The United States is more diverse than ever before. Increased immigration has added to a vibrant cultural fabric, and women and minorities have made significant strides in overcoming overt discrimination. At the same time, economic inequality has increased significantly in recent decades, and the Great Recession substantially weakened the economic standing not only of the poor but also of the middle class. Diversity and Disparities, edited by sociologist John Logan, assembles impressive new studies that interpret the social and economic changes in the United States over the last decade. The authors, leading social scientists from many disciplines, analyze changes in the labor market, family structure, immigration, and race. They find that while America has grown more diverse, the opportunities available to disadvantaged groups have become more unequal. Drawing on detailed data from the decennial census, the American Community Survey, and other sources, the authors chart the growing diversity and the deepening disparities among different groups in the United States Harry J. Holzer and Marek Hlavac document that although the economy always rises and falls over the business cycle, the Great Recession of 2007–2009 was a catastrophic event that saw record levels of unemployment, especially among less-educated workers, young people, and minorities. Emily Rosenbaum shows how the Great Recession amplified disparities in access to home ownership, and demonstrates that young adults, especially African Americans, are falling behind previous cohorts not only in home ownership and wealth but even in starting their own families and households. Sean F. Reardon and Kendra Bischoff explore the rise of class segregation as higher-income Americans are moving away from others into separate and privileged neighborhoods and communities. Immigration has also seen class polarization, with an increase in both highly skilled workers and undocumented immigrants. As Frank D. Bean and his colleagues show, the lack of a path to legal status for undocumented immigrants inhibits the educational and economic opportunities for their children and grandchildren.
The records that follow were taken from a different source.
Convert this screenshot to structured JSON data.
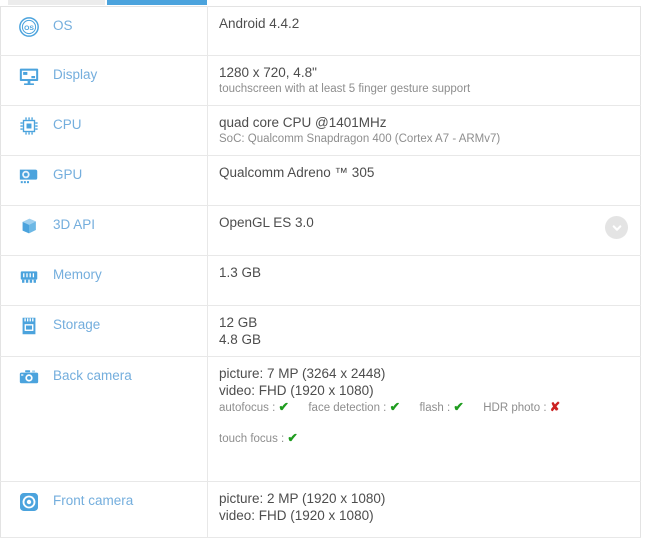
{
  "tabs": {
    "inactive_label": "",
    "active_label": "",
    "accent_color": "#4ba3dd",
    "inactive_color": "#ececec"
  },
  "theme": {
    "label_blue": "#74aedd",
    "value_gray": "#4d4d4d",
    "sub_gray": "#8e8e8e",
    "yes_green": "#1f9c1f",
    "no_red": "#cc2222",
    "border": "#e8e8e8"
  },
  "expand_button": {
    "icon": "chevron-down-icon",
    "label": ""
  },
  "rows": [
    {
      "icon": "os-icon",
      "label": "OS",
      "main": "Android 4.4.2",
      "sub": "",
      "features": [],
      "extra": ""
    },
    {
      "icon": "display-monitor-icon",
      "label": "Display",
      "main": "1280 x 720, 4.8\"",
      "sub": "touchscreen with at least 5 finger gesture support",
      "features": [],
      "extra": ""
    },
    {
      "icon": "cpu-chip-icon",
      "label": "CPU",
      "main": "quad core CPU @1401MHz",
      "sub": "SoC: Qualcomm Snapdragon 400 (Cortex A7 - ARMv7)",
      "features": [],
      "extra": ""
    },
    {
      "icon": "gpu-card-icon",
      "label": "GPU",
      "main": "Qualcomm Adreno ™ 305",
      "sub": "",
      "features": [],
      "extra": ""
    },
    {
      "icon": "cube-3d-icon",
      "label": "3D API",
      "main": "OpenGL ES 3.0",
      "sub": "",
      "features": [],
      "extra": ""
    },
    {
      "icon": "memory-ram-icon",
      "label": "Memory",
      "main": "1.3 GB",
      "sub": "",
      "features": [],
      "extra": ""
    },
    {
      "icon": "storage-card-icon",
      "label": "Storage",
      "main": "12 GB",
      "main2": "4.8 GB",
      "sub": "",
      "features": [],
      "extra": ""
    },
    {
      "icon": "back-camera-icon",
      "label": "Back camera",
      "main": "picture: 7 MP (3264 x 2448)",
      "main2": "video: FHD (1920 x 1080)",
      "features": [
        {
          "name": "autofocus :",
          "value": true
        },
        {
          "name": "face detection :",
          "value": true
        },
        {
          "name": "flash :",
          "value": true
        },
        {
          "name": "HDR photo :",
          "value": false
        }
      ],
      "extra_features": [
        {
          "name": "touch focus :",
          "value": true
        }
      ]
    },
    {
      "icon": "front-camera-icon",
      "label": "Front camera",
      "main": "picture: 2 MP (1920 x 1080)",
      "main2": "video: FHD (1920 x 1080)",
      "features": [],
      "extra": ""
    }
  ],
  "marks": {
    "yes": "✔",
    "no": "✘"
  }
}
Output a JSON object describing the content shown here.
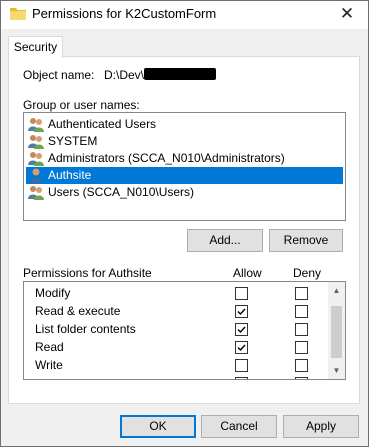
{
  "window": {
    "title": "Permissions for K2CustomForm",
    "close_glyph": "✕"
  },
  "tabs": [
    {
      "label": "Security"
    }
  ],
  "object": {
    "label": "Object name:",
    "value": "D:\\Dev\\K"
  },
  "group_label": "Group or user names:",
  "users": [
    {
      "name": "Authenticated Users",
      "icon": "group-icon",
      "selected": false
    },
    {
      "name": "SYSTEM",
      "icon": "group-icon",
      "selected": false
    },
    {
      "name": "Administrators (SCCA_N010\\Administrators)",
      "icon": "group-icon",
      "selected": false
    },
    {
      "name": "Authsite",
      "icon": "user-icon",
      "selected": true
    },
    {
      "name": "Users (SCCA_N010\\Users)",
      "icon": "group-icon",
      "selected": false
    }
  ],
  "buttons": {
    "add": "Add...",
    "remove": "Remove",
    "ok": "OK",
    "cancel": "Cancel",
    "apply": "Apply"
  },
  "permissions": {
    "header": "Permissions for Authsite",
    "allow_label": "Allow",
    "deny_label": "Deny",
    "rows": [
      {
        "name": "Modify",
        "allow": false,
        "deny": false
      },
      {
        "name": "Read & execute",
        "allow": true,
        "deny": false
      },
      {
        "name": "List folder contents",
        "allow": true,
        "deny": false
      },
      {
        "name": "Read",
        "allow": true,
        "deny": false
      },
      {
        "name": "Write",
        "allow": false,
        "deny": false
      }
    ]
  },
  "colors": {
    "selection": "#0078d7",
    "window_bg": "#f0f0f0",
    "folder": "#f8d775"
  }
}
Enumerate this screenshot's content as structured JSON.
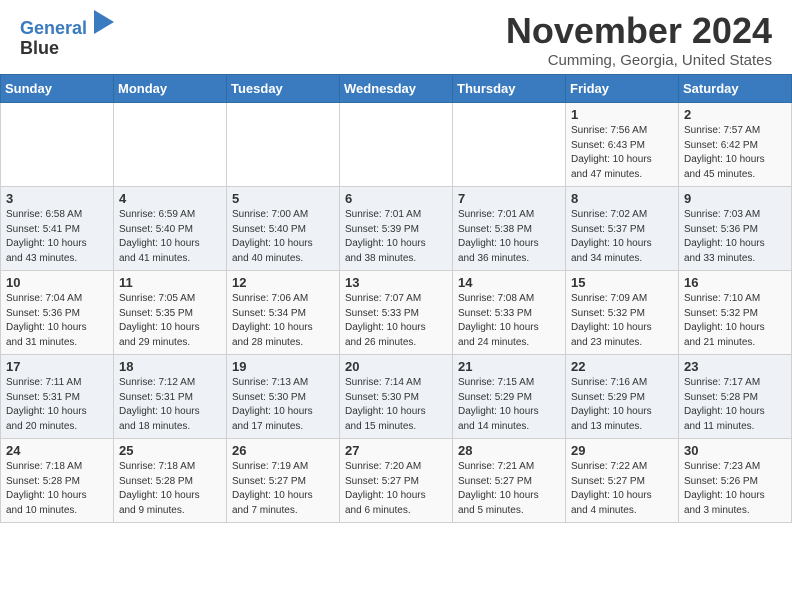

Barrett Lee and colleagues demonstrate that the nation and most cities and towns are becoming more diverse by race and ethnicity. However, while black-white segregation is slowly falling, Hispanics and Asians remain as segregated today as they were in 1980. Diversity and Disparities raises concerns about the extent of socioeconomic immobility in the United States today. This volume provides valuable information for policymakers, journalists, and researchers seeking to understand the current state of the nation.